→ **Task brief**: Copy the data that follows exactly. Include no pictures.

→ **Records for the exercise**:
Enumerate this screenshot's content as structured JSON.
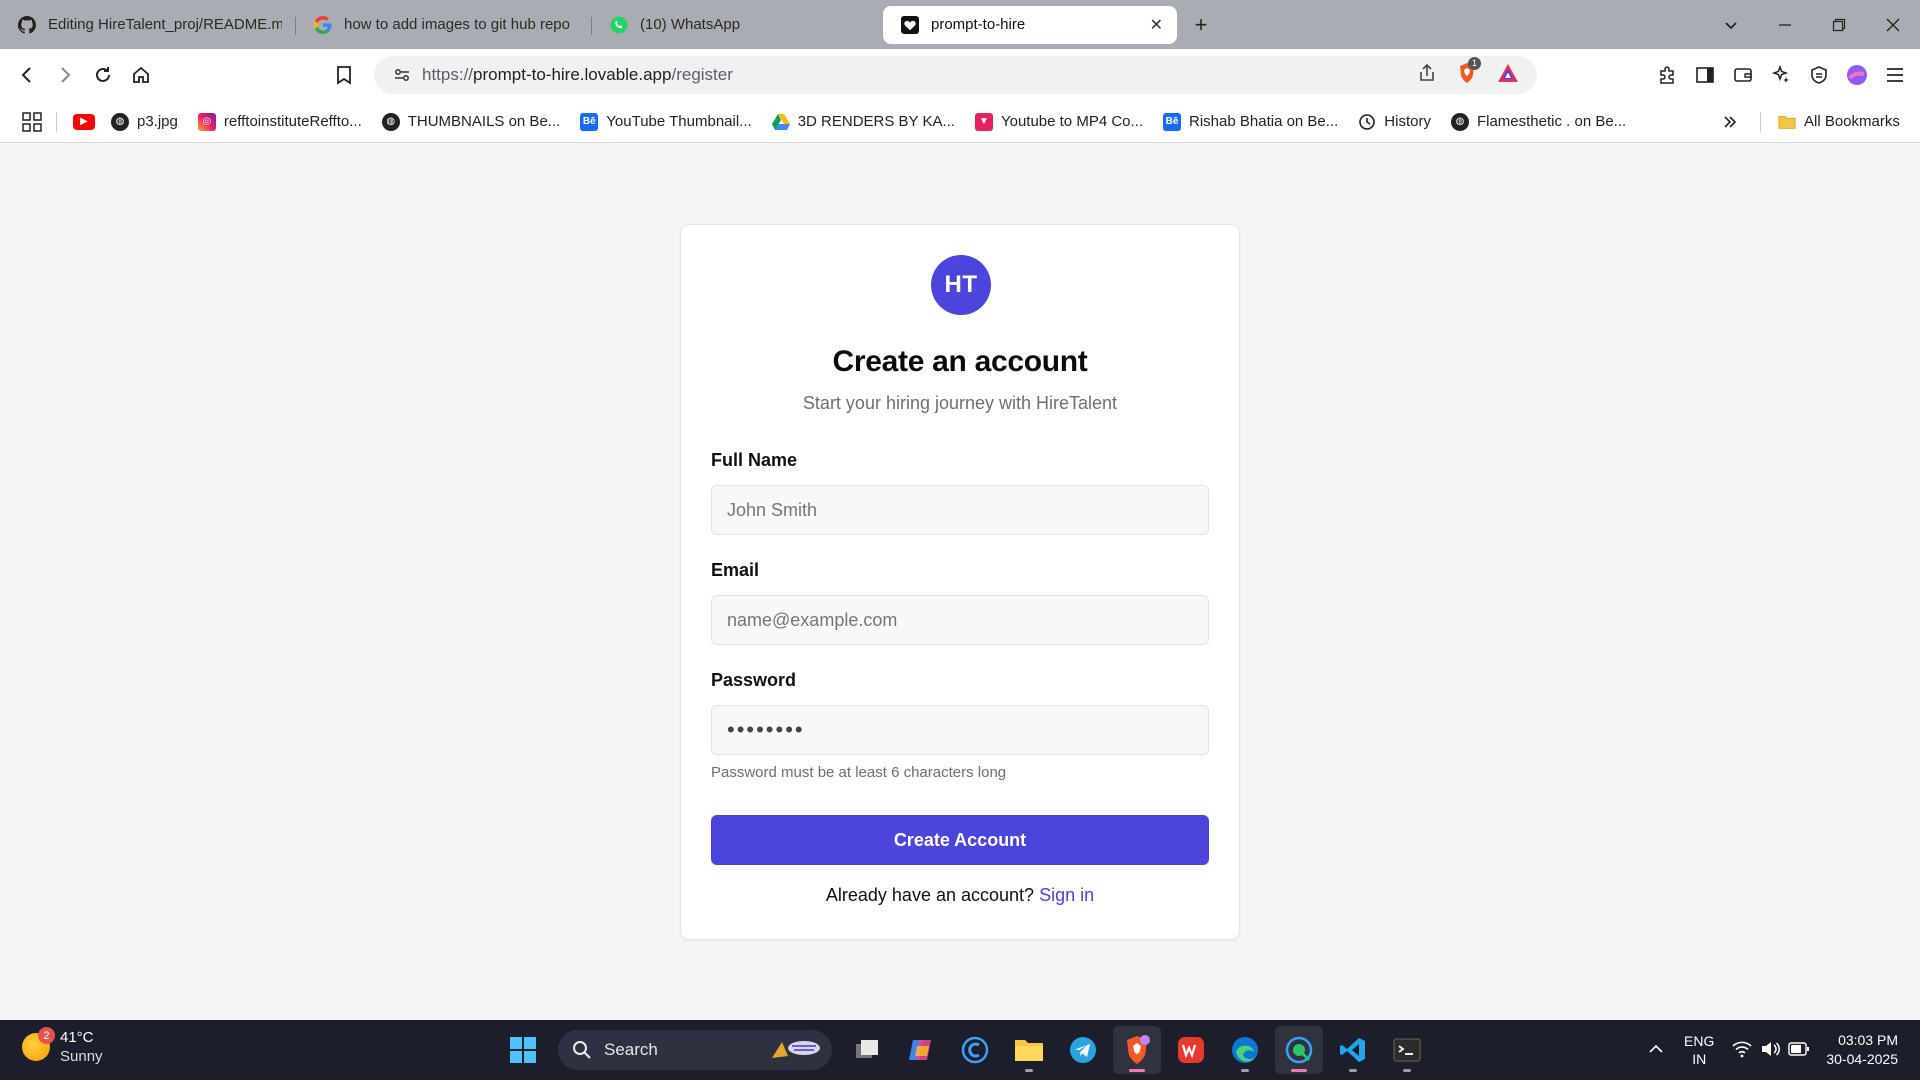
{
  "browser": {
    "tabs": [
      {
        "title": "Editing HireTalent_proj/README.md",
        "icon": "github-icon",
        "active": false
      },
      {
        "title": "how to add images to git hub repo",
        "icon": "google-icon",
        "active": false
      },
      {
        "title": "(10) WhatsApp",
        "icon": "whatsapp-icon",
        "active": false
      },
      {
        "title": "prompt-to-hire",
        "icon": "heart-icon",
        "active": true
      }
    ],
    "new_tab": "+",
    "address": {
      "scheme": "https://",
      "host": "prompt-to-hire.lovable.app",
      "path": "/register"
    },
    "shields_count": "1",
    "bookmarks": [
      {
        "label": "p3.jpg",
        "icon": "globe-icon"
      },
      {
        "label": "refftoinstituteReffto...",
        "icon": "instagram-icon"
      },
      {
        "label": "THUMBNAILS on Be...",
        "icon": "globe-icon"
      },
      {
        "label": "YouTube Thumbnail...",
        "icon": "behance-icon"
      },
      {
        "label": "3D RENDERS BY KA...",
        "icon": "drive-icon"
      },
      {
        "label": "Youtube to MP4 Co...",
        "icon": "download-icon"
      },
      {
        "label": "Rishab Bhatia on Be...",
        "icon": "behance-icon"
      },
      {
        "label": "History",
        "icon": "history-icon"
      },
      {
        "label": "Flamesthetic . on Be...",
        "icon": "globe-icon"
      }
    ],
    "all_bookmarks": "All Bookmarks"
  },
  "form": {
    "logo": "HT",
    "heading": "Create an account",
    "subheading": "Start your hiring journey with HireTalent",
    "name_label": "Full Name",
    "name_placeholder": "John Smith",
    "email_label": "Email",
    "email_placeholder": "name@example.com",
    "password_label": "Password",
    "password_value": "••••••••",
    "password_hint": "Password must be at least 6 characters long",
    "submit": "Create Account",
    "signin_prompt": "Already have an account?",
    "signin_link": "Sign in"
  },
  "taskbar": {
    "weather_temp": "41°C",
    "weather_desc": "Sunny",
    "weather_badge": "2",
    "search_placeholder": "Search",
    "lang_top": "ENG",
    "lang_bottom": "IN",
    "time": "03:03 PM",
    "date": "30-04-2025"
  },
  "colors": {
    "brand": "#4b45db",
    "page_bg": "#f3f4f6",
    "tabstrip": "#a9acb3",
    "taskbar": "#1c1f2b"
  }
}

→ **Solution**:
Enumerate this screenshot's content as structured JSON.
{
  "browser": {
    "tabs": [
      {
        "title": "Editing HireTalent_proj/README.md",
        "icon": "github-icon",
        "active": false
      },
      {
        "title": "how to add images to git hub repo",
        "icon": "google-icon",
        "active": false
      },
      {
        "title": "(10) WhatsApp",
        "icon": "whatsapp-icon",
        "active": false
      },
      {
        "title": "prompt-to-hire",
        "icon": "heart-icon",
        "active": true
      }
    ],
    "new_tab": "+",
    "address": {
      "scheme": "https://",
      "host": "prompt-to-hire.lovable.app",
      "path": "/register"
    },
    "shields_count": "1",
    "bookmarks": [
      {
        "label": "p3.jpg",
        "icon": "globe-icon"
      },
      {
        "label": "refftoinstituteReffto...",
        "icon": "instagram-icon"
      },
      {
        "label": "THUMBNAILS on Be...",
        "icon": "globe-icon"
      },
      {
        "label": "YouTube Thumbnail...",
        "icon": "behance-icon"
      },
      {
        "label": "3D RENDERS BY KA...",
        "icon": "drive-icon"
      },
      {
        "label": "Youtube to MP4 Co...",
        "icon": "download-icon"
      },
      {
        "label": "Rishab Bhatia on Be...",
        "icon": "behance-icon"
      },
      {
        "label": "History",
        "icon": "history-icon"
      },
      {
        "label": "Flamesthetic . on Be...",
        "icon": "globe-icon"
      }
    ],
    "all_bookmarks": "All Bookmarks"
  },
  "form": {
    "logo": "HT",
    "heading": "Create an account",
    "subheading": "Start your hiring journey with HireTalent",
    "name_label": "Full Name",
    "name_placeholder": "John Smith",
    "email_label": "Email",
    "email_placeholder": "name@example.com",
    "password_label": "Password",
    "password_value": "••••••••",
    "password_hint": "Password must be at least 6 characters long",
    "submit": "Create Account",
    "signin_prompt": "Already have an account?",
    "signin_link": "Sign in"
  },
  "taskbar": {
    "weather_temp": "41°C",
    "weather_desc": "Sunny",
    "weather_badge": "2",
    "search_placeholder": "Search",
    "lang_top": "ENG",
    "lang_bottom": "IN",
    "time": "03:03 PM",
    "date": "30-04-2025"
  },
  "colors": {
    "brand": "#4b45db",
    "page_bg": "#f3f4f6",
    "tabstrip": "#a9acb3",
    "taskbar": "#1c1f2b"
  }
}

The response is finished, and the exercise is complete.